Exercise aim:
Filter these entries down to lines holding "hogar".

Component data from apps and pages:
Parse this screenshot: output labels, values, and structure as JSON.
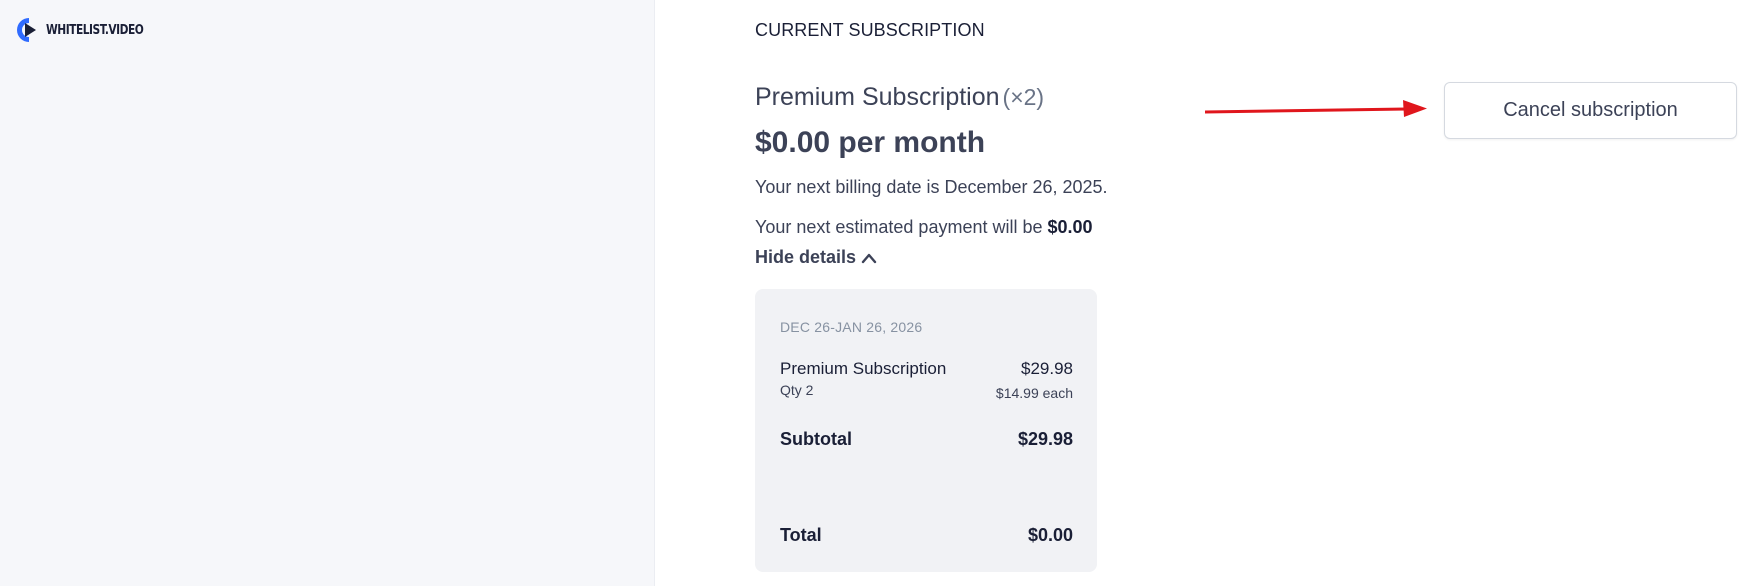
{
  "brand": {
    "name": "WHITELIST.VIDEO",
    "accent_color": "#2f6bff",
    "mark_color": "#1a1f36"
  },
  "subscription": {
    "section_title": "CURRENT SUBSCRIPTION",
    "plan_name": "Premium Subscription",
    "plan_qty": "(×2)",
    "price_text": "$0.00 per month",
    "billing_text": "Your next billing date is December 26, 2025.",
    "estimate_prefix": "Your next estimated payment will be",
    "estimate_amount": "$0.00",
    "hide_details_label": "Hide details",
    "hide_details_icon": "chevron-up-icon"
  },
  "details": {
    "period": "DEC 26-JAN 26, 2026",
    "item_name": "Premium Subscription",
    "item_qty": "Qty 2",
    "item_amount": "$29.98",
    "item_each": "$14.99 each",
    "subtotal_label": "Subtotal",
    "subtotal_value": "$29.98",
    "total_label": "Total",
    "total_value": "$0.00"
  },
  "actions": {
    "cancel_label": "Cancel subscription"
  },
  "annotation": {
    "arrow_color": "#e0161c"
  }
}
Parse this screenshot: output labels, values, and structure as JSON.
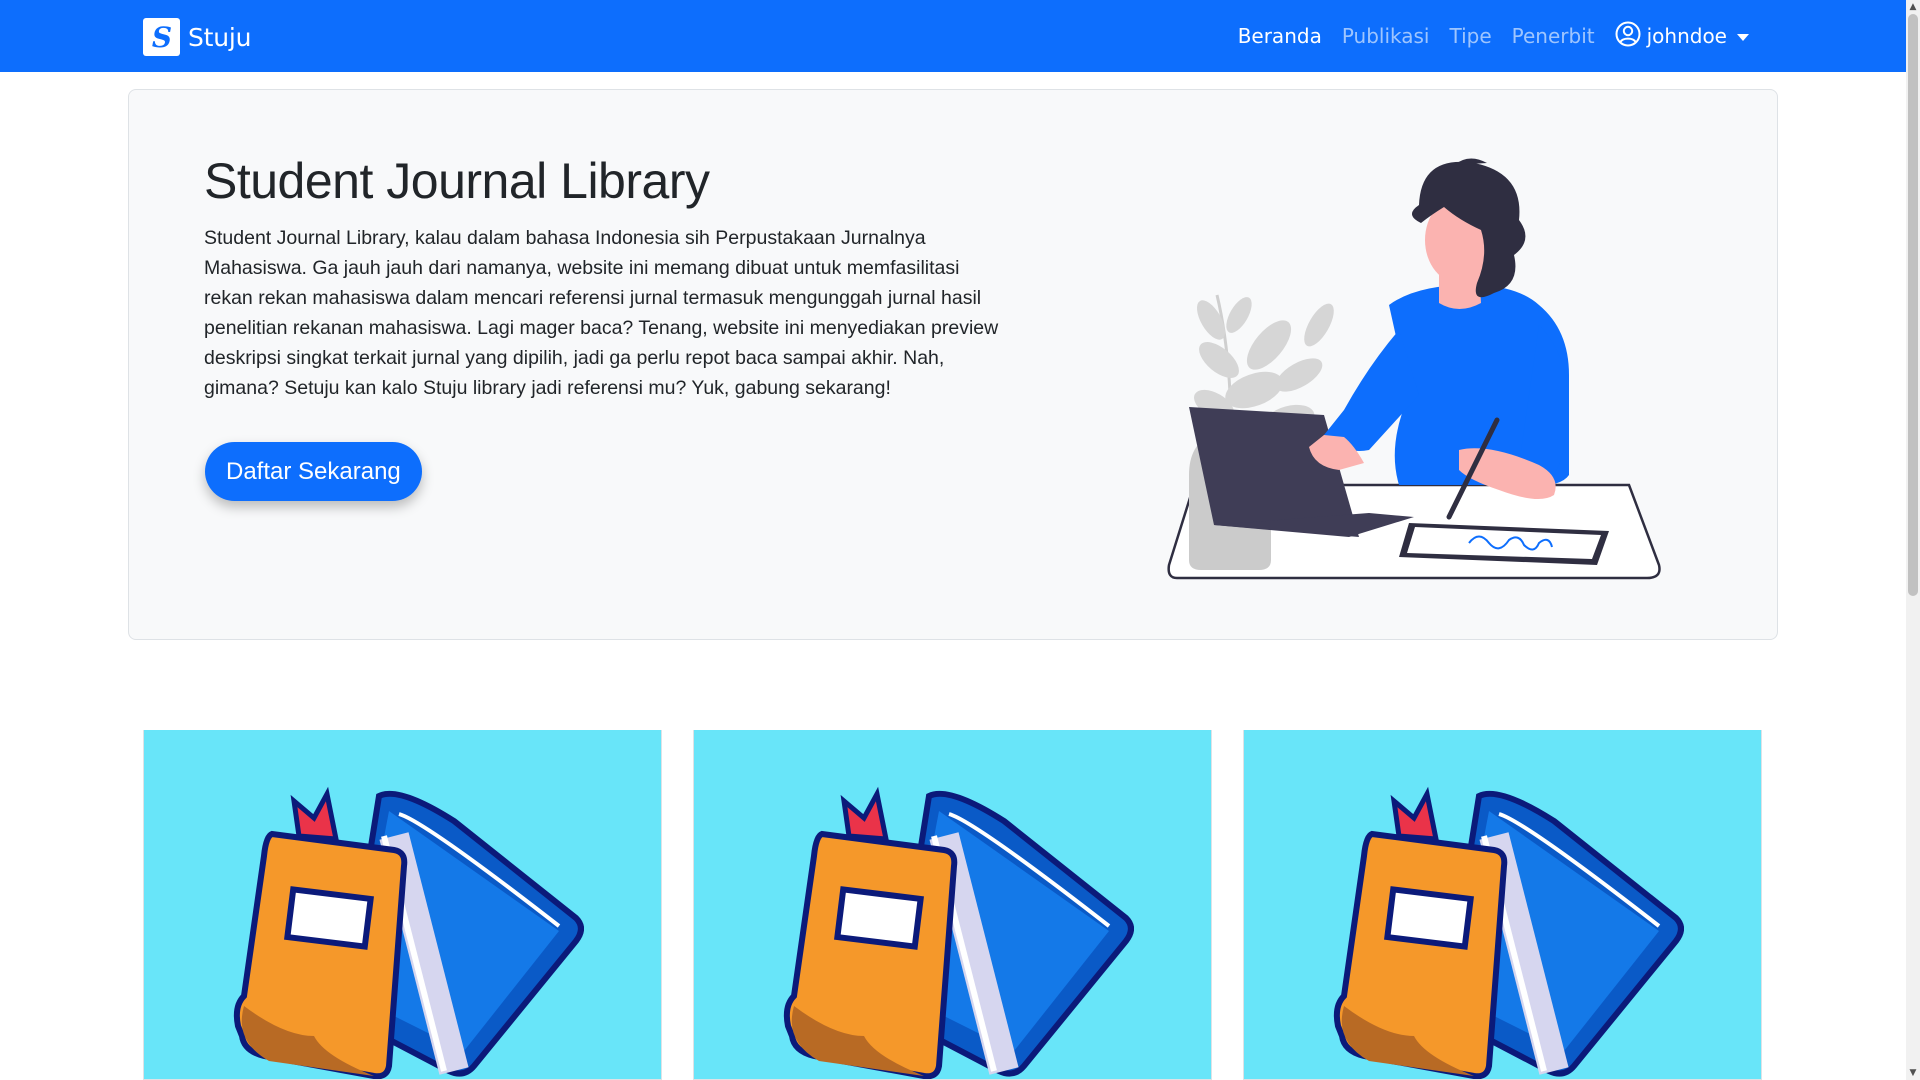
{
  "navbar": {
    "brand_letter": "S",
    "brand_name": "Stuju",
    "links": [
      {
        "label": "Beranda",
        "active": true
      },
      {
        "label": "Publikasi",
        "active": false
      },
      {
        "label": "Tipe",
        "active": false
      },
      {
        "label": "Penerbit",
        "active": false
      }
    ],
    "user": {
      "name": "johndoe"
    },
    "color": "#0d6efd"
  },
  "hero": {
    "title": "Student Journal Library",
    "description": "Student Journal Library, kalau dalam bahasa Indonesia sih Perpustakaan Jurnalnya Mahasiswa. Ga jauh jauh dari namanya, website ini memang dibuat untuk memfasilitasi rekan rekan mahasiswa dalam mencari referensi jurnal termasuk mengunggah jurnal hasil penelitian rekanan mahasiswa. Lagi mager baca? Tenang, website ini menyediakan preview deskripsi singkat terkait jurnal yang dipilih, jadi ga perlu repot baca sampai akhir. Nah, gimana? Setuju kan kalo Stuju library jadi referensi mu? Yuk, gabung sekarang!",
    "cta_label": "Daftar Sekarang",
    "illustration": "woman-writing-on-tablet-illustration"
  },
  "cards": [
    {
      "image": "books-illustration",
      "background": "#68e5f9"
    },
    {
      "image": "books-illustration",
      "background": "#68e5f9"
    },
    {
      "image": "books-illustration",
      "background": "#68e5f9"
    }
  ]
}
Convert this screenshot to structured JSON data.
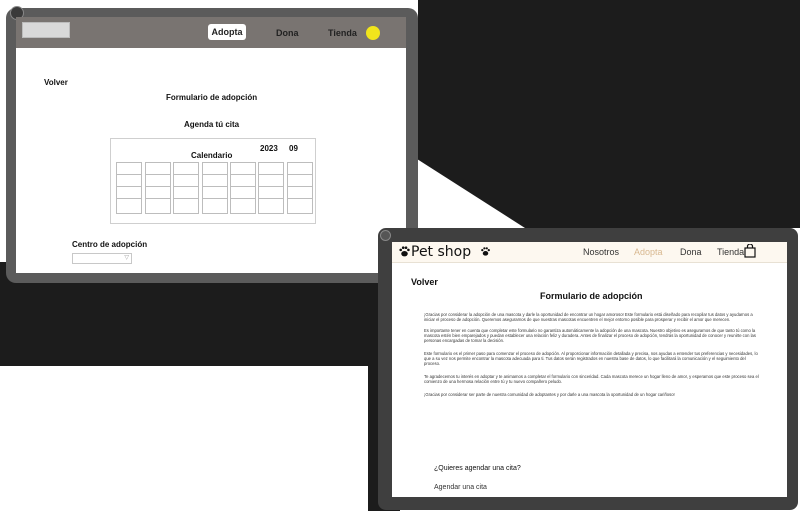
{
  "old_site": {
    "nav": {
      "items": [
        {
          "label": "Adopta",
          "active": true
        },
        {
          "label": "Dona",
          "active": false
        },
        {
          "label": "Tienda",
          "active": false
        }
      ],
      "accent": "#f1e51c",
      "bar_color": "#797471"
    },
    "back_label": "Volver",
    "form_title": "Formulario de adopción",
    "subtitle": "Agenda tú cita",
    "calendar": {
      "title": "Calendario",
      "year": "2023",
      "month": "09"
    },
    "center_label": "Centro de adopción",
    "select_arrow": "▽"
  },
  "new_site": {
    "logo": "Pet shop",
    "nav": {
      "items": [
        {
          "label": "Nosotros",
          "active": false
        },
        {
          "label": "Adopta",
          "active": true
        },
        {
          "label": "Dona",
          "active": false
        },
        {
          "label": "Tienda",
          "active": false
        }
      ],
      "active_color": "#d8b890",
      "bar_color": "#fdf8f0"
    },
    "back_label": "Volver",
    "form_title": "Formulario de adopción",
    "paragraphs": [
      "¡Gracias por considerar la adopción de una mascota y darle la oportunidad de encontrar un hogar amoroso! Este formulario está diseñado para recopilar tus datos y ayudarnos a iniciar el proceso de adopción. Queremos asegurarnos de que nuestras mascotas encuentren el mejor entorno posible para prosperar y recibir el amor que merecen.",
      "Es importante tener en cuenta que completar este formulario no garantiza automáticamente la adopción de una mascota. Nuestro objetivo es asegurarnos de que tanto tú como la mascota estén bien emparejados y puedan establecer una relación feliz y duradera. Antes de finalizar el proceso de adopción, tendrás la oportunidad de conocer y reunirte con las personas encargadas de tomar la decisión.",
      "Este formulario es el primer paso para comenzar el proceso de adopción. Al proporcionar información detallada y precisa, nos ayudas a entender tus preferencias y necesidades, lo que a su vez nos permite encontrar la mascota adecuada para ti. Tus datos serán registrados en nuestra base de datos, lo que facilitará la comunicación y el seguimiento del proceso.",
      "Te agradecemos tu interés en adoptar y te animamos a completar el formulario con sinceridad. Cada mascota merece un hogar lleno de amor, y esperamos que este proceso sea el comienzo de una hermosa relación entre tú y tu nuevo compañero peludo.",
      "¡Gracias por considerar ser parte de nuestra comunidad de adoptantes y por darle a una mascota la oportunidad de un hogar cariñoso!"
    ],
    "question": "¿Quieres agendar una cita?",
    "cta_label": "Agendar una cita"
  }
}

Answer to this problem:
      "¡Gracias por considerar la adopción de una mascota y darle la oportunidad de encontrar un hogar amoroso! Este formulario está diseñado para recopilar tus datos y ayudarnos a iniciar el proceso de adopción. Queremos asegurarnos de que nuestras mascotas encuentren el mejor entorno posible para prosperar y recibir el amor que merecen.",
      "Te agradecemos tu interés en adoptar y te animamos a completar el formulario con sinceridad. Cada mascota merece un hogar lleno de amor, y esperamos que este proceso sea el comienzo de una hermosa relación entre tú y tu nuevo compañero peludo.",
      "¡Gracias por considerar ser parte de nuestra comunidad de adoptantes y por darle a una mascota la oportunidad de un hogar cariñoso!"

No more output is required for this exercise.